_YOUR INSTRUCTIONS_.
Each record should be copied exactly, and none of them omitted.

○ ○ ○

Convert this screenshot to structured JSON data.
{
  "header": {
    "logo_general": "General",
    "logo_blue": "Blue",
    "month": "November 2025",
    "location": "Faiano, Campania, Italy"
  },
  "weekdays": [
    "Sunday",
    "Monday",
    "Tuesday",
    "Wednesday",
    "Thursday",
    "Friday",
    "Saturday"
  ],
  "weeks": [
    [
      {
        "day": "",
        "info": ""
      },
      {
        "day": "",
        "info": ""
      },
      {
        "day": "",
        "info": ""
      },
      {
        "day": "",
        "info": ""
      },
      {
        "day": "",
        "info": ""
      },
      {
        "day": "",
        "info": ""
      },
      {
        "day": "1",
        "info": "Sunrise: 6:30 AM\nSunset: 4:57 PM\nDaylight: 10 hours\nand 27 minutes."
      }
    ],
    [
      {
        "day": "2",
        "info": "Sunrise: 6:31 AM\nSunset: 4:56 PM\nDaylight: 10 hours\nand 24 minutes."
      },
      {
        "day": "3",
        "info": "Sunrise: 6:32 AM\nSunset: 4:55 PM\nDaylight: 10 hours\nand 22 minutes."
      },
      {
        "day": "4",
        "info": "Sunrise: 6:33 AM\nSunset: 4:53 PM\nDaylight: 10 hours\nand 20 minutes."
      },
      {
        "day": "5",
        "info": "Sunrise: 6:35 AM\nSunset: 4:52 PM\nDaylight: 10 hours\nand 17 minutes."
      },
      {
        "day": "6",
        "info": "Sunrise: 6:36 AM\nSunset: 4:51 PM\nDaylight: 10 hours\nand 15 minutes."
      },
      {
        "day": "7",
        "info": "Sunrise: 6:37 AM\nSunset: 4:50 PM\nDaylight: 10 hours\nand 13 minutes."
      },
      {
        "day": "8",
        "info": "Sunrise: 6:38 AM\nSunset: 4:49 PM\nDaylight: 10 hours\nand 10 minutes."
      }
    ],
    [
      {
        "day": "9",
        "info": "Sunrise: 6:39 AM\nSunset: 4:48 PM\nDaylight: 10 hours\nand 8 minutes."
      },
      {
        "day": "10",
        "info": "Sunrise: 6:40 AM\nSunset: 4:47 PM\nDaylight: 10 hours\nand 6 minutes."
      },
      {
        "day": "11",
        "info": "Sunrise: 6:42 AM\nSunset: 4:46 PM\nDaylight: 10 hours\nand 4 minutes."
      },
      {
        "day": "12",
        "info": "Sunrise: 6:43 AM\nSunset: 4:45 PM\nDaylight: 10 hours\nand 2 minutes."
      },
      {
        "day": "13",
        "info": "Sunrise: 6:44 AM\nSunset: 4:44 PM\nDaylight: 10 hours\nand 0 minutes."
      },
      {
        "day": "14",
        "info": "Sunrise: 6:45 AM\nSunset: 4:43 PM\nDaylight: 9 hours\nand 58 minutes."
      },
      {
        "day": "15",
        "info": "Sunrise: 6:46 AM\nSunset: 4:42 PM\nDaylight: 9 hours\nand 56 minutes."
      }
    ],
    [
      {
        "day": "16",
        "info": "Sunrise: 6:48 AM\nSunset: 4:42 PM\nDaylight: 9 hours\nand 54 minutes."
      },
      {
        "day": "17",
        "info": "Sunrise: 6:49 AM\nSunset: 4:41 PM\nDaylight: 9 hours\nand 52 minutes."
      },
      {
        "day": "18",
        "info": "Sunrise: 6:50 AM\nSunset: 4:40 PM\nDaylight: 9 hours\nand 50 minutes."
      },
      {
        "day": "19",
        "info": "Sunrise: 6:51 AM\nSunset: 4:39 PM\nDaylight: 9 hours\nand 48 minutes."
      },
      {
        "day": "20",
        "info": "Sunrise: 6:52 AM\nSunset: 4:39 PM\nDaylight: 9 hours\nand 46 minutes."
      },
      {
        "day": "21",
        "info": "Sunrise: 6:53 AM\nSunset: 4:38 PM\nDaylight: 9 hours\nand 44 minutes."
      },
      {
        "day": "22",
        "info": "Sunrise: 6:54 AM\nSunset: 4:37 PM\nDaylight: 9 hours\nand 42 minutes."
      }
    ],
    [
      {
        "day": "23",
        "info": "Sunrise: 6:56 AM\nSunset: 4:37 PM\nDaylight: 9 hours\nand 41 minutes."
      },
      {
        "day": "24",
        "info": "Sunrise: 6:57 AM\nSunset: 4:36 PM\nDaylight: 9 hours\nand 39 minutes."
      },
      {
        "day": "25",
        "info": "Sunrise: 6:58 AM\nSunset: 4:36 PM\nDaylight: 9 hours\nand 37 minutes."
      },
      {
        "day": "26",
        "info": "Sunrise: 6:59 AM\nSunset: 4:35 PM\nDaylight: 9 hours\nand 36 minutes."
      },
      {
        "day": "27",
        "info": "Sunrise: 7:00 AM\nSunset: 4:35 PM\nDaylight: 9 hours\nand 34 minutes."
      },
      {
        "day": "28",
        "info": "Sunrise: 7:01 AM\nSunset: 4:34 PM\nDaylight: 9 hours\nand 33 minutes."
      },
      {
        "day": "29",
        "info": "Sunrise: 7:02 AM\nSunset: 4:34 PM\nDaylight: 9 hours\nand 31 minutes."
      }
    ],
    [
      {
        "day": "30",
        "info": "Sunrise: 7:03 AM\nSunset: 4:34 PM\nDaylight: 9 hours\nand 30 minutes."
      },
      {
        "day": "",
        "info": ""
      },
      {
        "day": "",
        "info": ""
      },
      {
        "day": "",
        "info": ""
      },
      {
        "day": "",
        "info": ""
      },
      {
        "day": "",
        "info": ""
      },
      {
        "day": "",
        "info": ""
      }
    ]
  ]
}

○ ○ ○

_PROBLEM SOLUTION_.
Convert this screenshot to structured JSON data.
{
  "header": {
    "logo_general": "General",
    "logo_blue": "Blue",
    "month": "November 2025",
    "location": "Faiano, Campania, Italy"
  },
  "weekdays": [
    "Sunday",
    "Monday",
    "Tuesday",
    "Wednesday",
    "Thursday",
    "Friday",
    "Saturday"
  ],
  "weeks": [
    [
      {
        "day": "",
        "info": ""
      },
      {
        "day": "",
        "info": ""
      },
      {
        "day": "",
        "info": ""
      },
      {
        "day": "",
        "info": ""
      },
      {
        "day": "",
        "info": ""
      },
      {
        "day": "",
        "info": ""
      },
      {
        "day": "1",
        "info": "Sunrise: 6:30 AM\nSunset: 4:57 PM\nDaylight: 10 hours\nand 27 minutes."
      }
    ],
    [
      {
        "day": "2",
        "info": "Sunrise: 6:31 AM\nSunset: 4:56 PM\nDaylight: 10 hours\nand 24 minutes."
      },
      {
        "day": "3",
        "info": "Sunrise: 6:32 AM\nSunset: 4:55 PM\nDaylight: 10 hours\nand 22 minutes."
      },
      {
        "day": "4",
        "info": "Sunrise: 6:33 AM\nSunset: 4:53 PM\nDaylight: 10 hours\nand 20 minutes."
      },
      {
        "day": "5",
        "info": "Sunrise: 6:35 AM\nSunset: 4:52 PM\nDaylight: 10 hours\nand 17 minutes."
      },
      {
        "day": "6",
        "info": "Sunrise: 6:36 AM\nSunset: 4:51 PM\nDaylight: 10 hours\nand 15 minutes."
      },
      {
        "day": "7",
        "info": "Sunrise: 6:37 AM\nSunset: 4:50 PM\nDaylight: 10 hours\nand 13 minutes."
      },
      {
        "day": "8",
        "info": "Sunrise: 6:38 AM\nSunset: 4:49 PM\nDaylight: 10 hours\nand 10 minutes."
      }
    ],
    [
      {
        "day": "9",
        "info": "Sunrise: 6:39 AM\nSunset: 4:48 PM\nDaylight: 10 hours\nand 8 minutes."
      },
      {
        "day": "10",
        "info": "Sunrise: 6:40 AM\nSunset: 4:47 PM\nDaylight: 10 hours\nand 6 minutes."
      },
      {
        "day": "11",
        "info": "Sunrise: 6:42 AM\nSunset: 4:46 PM\nDaylight: 10 hours\nand 4 minutes."
      },
      {
        "day": "12",
        "info": "Sunrise: 6:43 AM\nSunset: 4:45 PM\nDaylight: 10 hours\nand 2 minutes."
      },
      {
        "day": "13",
        "info": "Sunrise: 6:44 AM\nSunset: 4:44 PM\nDaylight: 10 hours\nand 0 minutes."
      },
      {
        "day": "14",
        "info": "Sunrise: 6:45 AM\nSunset: 4:43 PM\nDaylight: 9 hours\nand 58 minutes."
      },
      {
        "day": "15",
        "info": "Sunrise: 6:46 AM\nSunset: 4:42 PM\nDaylight: 9 hours\nand 56 minutes."
      }
    ],
    [
      {
        "day": "16",
        "info": "Sunrise: 6:48 AM\nSunset: 4:42 PM\nDaylight: 9 hours\nand 54 minutes."
      },
      {
        "day": "17",
        "info": "Sunrise: 6:49 AM\nSunset: 4:41 PM\nDaylight: 9 hours\nand 52 minutes."
      },
      {
        "day": "18",
        "info": "Sunrise: 6:50 AM\nSunset: 4:40 PM\nDaylight: 9 hours\nand 50 minutes."
      },
      {
        "day": "19",
        "info": "Sunrise: 6:51 AM\nSunset: 4:39 PM\nDaylight: 9 hours\nand 48 minutes."
      },
      {
        "day": "20",
        "info": "Sunrise: 6:52 AM\nSunset: 4:39 PM\nDaylight: 9 hours\nand 46 minutes."
      },
      {
        "day": "21",
        "info": "Sunrise: 6:53 AM\nSunset: 4:38 PM\nDaylight: 9 hours\nand 44 minutes."
      },
      {
        "day": "22",
        "info": "Sunrise: 6:54 AM\nSunset: 4:37 PM\nDaylight: 9 hours\nand 42 minutes."
      }
    ],
    [
      {
        "day": "23",
        "info": "Sunrise: 6:56 AM\nSunset: 4:37 PM\nDaylight: 9 hours\nand 41 minutes."
      },
      {
        "day": "24",
        "info": "Sunrise: 6:57 AM\nSunset: 4:36 PM\nDaylight: 9 hours\nand 39 minutes."
      },
      {
        "day": "25",
        "info": "Sunrise: 6:58 AM\nSunset: 4:36 PM\nDaylight: 9 hours\nand 37 minutes."
      },
      {
        "day": "26",
        "info": "Sunrise: 6:59 AM\nSunset: 4:35 PM\nDaylight: 9 hours\nand 36 minutes."
      },
      {
        "day": "27",
        "info": "Sunrise: 7:00 AM\nSunset: 4:35 PM\nDaylight: 9 hours\nand 34 minutes."
      },
      {
        "day": "28",
        "info": "Sunrise: 7:01 AM\nSunset: 4:34 PM\nDaylight: 9 hours\nand 33 minutes."
      },
      {
        "day": "29",
        "info": "Sunrise: 7:02 AM\nSunset: 4:34 PM\nDaylight: 9 hours\nand 31 minutes."
      }
    ],
    [
      {
        "day": "30",
        "info": "Sunrise: 7:03 AM\nSunset: 4:34 PM\nDaylight: 9 hours\nand 30 minutes."
      },
      {
        "day": "",
        "info": ""
      },
      {
        "day": "",
        "info": ""
      },
      {
        "day": "",
        "info": ""
      },
      {
        "day": "",
        "info": ""
      },
      {
        "day": "",
        "info": ""
      },
      {
        "day": "",
        "info": ""
      }
    ]
  ]
}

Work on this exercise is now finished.